Friday, February 17, 2012

6

Ben Webster & Joe Zawinul - Soulmates




















Rating: 5/10
Sound Quality: Lossless
Format: Flac
Record Label: Riverside
Year Released: 1963
Album Covers: Included
Pass: radiodada
Links: Click Here -->
Rapidshare (Part 1)-(Part 2)
Extra Links (Part 1)-(Part 2)



Ben Webster & Joe Zawinul - Soulmates



About Ben Webster
Benjamin Francis Webster (March 27, 1909 – September 20, 1973), a.k.a. "The Brute" or "Frog," was an influential American jazz tenor saxophonist. Webster, born in Kansas City, Missouri, was considered one of the three most important "swing tenors" along with Coleman Hawkins and Lester Young.
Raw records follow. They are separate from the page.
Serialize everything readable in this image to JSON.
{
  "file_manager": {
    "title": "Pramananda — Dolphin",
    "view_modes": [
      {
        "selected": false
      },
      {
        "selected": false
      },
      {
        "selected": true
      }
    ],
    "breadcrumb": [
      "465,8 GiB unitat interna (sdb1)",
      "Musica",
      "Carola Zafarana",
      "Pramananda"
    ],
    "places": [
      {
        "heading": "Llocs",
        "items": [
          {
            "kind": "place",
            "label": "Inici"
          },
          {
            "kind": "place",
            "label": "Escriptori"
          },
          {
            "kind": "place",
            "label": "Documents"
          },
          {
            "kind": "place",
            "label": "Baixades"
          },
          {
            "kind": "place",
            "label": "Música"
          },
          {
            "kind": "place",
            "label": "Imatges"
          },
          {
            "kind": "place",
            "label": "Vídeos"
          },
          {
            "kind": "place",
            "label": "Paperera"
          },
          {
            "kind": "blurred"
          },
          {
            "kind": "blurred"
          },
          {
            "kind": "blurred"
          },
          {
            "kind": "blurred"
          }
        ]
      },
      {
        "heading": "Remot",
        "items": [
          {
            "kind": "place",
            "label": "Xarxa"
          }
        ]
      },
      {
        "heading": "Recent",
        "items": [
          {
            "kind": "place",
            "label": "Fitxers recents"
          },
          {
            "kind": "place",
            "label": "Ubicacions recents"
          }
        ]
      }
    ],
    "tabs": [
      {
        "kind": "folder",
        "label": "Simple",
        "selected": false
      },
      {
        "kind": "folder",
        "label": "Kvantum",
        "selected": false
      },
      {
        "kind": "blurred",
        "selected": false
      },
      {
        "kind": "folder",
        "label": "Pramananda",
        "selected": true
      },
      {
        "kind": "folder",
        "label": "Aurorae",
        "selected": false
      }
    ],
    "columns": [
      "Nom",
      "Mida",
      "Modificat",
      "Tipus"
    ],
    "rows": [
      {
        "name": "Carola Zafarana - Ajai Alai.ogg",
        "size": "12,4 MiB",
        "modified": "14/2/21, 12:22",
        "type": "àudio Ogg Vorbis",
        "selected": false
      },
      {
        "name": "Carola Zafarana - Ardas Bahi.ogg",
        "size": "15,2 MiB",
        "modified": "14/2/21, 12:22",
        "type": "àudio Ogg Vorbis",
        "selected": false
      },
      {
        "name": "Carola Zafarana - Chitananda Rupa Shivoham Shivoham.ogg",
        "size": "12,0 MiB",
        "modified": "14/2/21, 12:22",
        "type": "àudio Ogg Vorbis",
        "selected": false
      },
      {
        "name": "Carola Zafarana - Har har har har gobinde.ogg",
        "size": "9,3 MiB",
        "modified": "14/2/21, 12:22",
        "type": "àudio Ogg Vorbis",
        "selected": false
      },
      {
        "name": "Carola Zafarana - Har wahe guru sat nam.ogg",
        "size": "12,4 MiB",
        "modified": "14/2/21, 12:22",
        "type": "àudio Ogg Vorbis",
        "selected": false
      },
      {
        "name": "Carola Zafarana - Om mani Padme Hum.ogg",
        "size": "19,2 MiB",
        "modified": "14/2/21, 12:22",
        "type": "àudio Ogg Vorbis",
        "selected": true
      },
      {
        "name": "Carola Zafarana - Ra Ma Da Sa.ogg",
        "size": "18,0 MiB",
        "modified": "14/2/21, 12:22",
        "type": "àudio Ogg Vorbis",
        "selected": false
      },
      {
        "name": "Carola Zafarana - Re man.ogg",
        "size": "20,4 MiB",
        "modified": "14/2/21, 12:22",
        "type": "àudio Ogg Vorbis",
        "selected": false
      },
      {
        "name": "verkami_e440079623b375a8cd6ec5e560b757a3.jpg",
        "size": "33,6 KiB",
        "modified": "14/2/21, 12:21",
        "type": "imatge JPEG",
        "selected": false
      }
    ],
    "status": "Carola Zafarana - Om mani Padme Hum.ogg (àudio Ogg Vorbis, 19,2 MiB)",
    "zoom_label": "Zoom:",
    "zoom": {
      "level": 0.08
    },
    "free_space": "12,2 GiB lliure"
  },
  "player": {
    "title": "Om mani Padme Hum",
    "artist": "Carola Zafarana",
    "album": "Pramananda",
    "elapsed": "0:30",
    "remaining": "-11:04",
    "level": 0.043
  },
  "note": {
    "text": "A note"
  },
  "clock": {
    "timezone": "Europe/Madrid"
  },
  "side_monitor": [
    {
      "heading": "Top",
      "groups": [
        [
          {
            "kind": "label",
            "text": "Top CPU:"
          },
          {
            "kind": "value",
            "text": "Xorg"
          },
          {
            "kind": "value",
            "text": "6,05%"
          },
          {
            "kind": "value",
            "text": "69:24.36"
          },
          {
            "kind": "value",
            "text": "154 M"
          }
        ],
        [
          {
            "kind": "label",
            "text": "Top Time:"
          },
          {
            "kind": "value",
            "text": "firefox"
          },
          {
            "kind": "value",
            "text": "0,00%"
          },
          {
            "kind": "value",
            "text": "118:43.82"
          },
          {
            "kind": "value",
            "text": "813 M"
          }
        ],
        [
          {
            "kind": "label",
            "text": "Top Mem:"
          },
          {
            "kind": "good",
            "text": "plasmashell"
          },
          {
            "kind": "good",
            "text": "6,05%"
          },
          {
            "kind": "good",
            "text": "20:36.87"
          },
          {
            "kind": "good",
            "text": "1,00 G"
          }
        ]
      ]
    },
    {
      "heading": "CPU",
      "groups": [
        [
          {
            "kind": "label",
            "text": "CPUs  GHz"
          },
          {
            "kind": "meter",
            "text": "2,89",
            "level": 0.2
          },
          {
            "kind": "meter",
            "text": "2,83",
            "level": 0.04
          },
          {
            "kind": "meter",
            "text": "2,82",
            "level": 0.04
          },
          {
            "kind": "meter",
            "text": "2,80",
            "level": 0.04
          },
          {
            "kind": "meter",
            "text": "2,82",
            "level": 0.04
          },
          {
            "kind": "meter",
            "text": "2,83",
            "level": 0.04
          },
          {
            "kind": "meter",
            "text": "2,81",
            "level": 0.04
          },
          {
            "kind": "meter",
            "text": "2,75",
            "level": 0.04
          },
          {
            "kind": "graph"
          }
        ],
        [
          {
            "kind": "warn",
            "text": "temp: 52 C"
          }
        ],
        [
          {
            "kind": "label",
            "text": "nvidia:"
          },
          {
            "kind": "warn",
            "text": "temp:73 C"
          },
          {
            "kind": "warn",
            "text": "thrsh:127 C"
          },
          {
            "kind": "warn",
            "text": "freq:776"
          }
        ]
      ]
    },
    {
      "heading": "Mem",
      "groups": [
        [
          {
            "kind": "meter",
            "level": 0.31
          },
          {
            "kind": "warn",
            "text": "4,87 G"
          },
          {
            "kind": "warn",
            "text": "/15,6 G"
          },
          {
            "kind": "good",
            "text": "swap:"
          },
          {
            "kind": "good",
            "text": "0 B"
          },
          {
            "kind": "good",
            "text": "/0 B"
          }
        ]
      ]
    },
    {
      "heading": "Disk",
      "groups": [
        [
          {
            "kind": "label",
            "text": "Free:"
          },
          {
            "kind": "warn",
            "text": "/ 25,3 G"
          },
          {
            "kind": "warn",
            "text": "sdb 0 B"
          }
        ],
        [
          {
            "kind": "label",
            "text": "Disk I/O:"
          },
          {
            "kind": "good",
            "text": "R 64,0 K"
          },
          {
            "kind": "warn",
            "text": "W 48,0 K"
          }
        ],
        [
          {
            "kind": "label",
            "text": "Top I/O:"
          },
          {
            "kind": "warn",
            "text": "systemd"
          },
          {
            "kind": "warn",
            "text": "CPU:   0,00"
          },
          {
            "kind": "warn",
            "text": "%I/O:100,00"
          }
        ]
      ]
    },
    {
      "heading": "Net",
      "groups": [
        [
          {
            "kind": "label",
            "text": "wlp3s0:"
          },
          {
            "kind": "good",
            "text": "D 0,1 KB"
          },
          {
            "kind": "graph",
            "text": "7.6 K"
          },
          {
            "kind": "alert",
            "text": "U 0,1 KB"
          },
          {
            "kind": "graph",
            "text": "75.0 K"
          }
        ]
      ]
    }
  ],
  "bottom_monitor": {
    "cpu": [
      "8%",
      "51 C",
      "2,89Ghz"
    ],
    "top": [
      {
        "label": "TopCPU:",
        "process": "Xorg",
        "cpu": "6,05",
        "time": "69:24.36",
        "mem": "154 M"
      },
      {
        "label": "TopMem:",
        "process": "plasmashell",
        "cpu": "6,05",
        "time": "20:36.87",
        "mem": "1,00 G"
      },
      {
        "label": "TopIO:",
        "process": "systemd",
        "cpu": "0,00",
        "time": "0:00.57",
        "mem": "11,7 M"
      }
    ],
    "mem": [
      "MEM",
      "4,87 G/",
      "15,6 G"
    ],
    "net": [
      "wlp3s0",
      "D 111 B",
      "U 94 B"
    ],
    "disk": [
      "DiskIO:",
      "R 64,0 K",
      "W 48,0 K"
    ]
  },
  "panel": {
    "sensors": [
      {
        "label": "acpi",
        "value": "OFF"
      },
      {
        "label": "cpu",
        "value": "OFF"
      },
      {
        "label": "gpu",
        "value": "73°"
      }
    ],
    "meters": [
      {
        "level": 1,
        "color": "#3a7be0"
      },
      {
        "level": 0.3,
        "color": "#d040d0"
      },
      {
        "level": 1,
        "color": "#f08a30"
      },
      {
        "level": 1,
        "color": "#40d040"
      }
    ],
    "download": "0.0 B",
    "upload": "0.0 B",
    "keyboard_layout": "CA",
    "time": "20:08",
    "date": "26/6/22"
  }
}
Known affectionately as "The Brute", he had a tough, raspy, and brutal tone on stomps (with his own distinctive growls), yet on ballads he played with warmth and sentiment. Stylistically he was indebted to alto star Johnny Hodges, who, he said, taught him to play his instrument.


About Joe Zawinul
Josef Erich Zawinul (July 7, 1932 – September 11, 2007) was an Austrian-American jazz keyboardist and composer.

First coming to prominence with saxophonist Cannonball Adderley, Zawinul went on to play with trumpeter Miles Davis, and to become one of the creators of jazz fusion, an innovative musical genre that combined jazz with elements of rock and world music. Later, Zawinul co-founded the groups Weather Report and the world fusion music-oriented Zawinul Syndicate. Additionally, he made pioneering use of electric piano and synthesizers. Zawinul was named "Best Electric Keyboardist" 28 times by the readers of Down Beat magazine.

Several artists have honored Zawinul with songs, notably Brian Eno's instrumental "Zawinul/Lava", John McLaughlin's instrumental "Jozy", Warren Cuccurullo's "Hey Zawinul", Bob Baldwin's "Joe Zawinul", Chucho Valdés's "Zawinul's Mambo", Biréli Lagrène's instrumental "Josef" and Toninho Horta's instrumental "Balada para Zawinul". Zawinul's playing style is often dominated by quirky melodic improvisations — both bebop, ethnic and pop sounding — combined with sparse but rhythmic playing of big-band sounding chords or bass lines. In Weather Report, he often employed a vocoder as well as pre-recorded sounds played (i.e. filtered and transposed) through a synthesizer, creating a very distinctive synthesis of jazz harmonics and "noise" ("using all the sounds the world generates").

6 Comments:

BtU said...

http://beneaththeunderdog2.blogspot.com/

Η επιστροφή...

Radiodada said...

Καλημέρα και καλή εβδομάδα φίλε μου.
Μάλιστα... σου την πέσανε όπως είδα ε?
Αλλά φυσικά δεν μασάμε και συνεχίζουμε ακάθεκτοι. Έβγε!
Λοιπόν θα έρθω κι από "τα φρέσκα τα λημέρια σου" για να τα πούμε καθώς έχω αρκετές σκέψεις επί αυτού του θεματος.

Καλή συνέχεια σε ότι κάνεις και καλή επανεκκίνηση.

Stay tuned!
Radiodada

Radiodada said...

αααα ξέχασα... φυσικά το link στο blogroll είναι οκ... ;)


Stay tuned!
Radiodada

Anonymous said...

The links are not working Dada, would you please reupload? Thank you in advance!

Radiodada said...

Hello my friend.
Links Re-uploaded
Hope u enjoy!

Stay tuned!
Radiodada

Empke said...

Thanks from Brazil!
You're the Best.

Post a Comment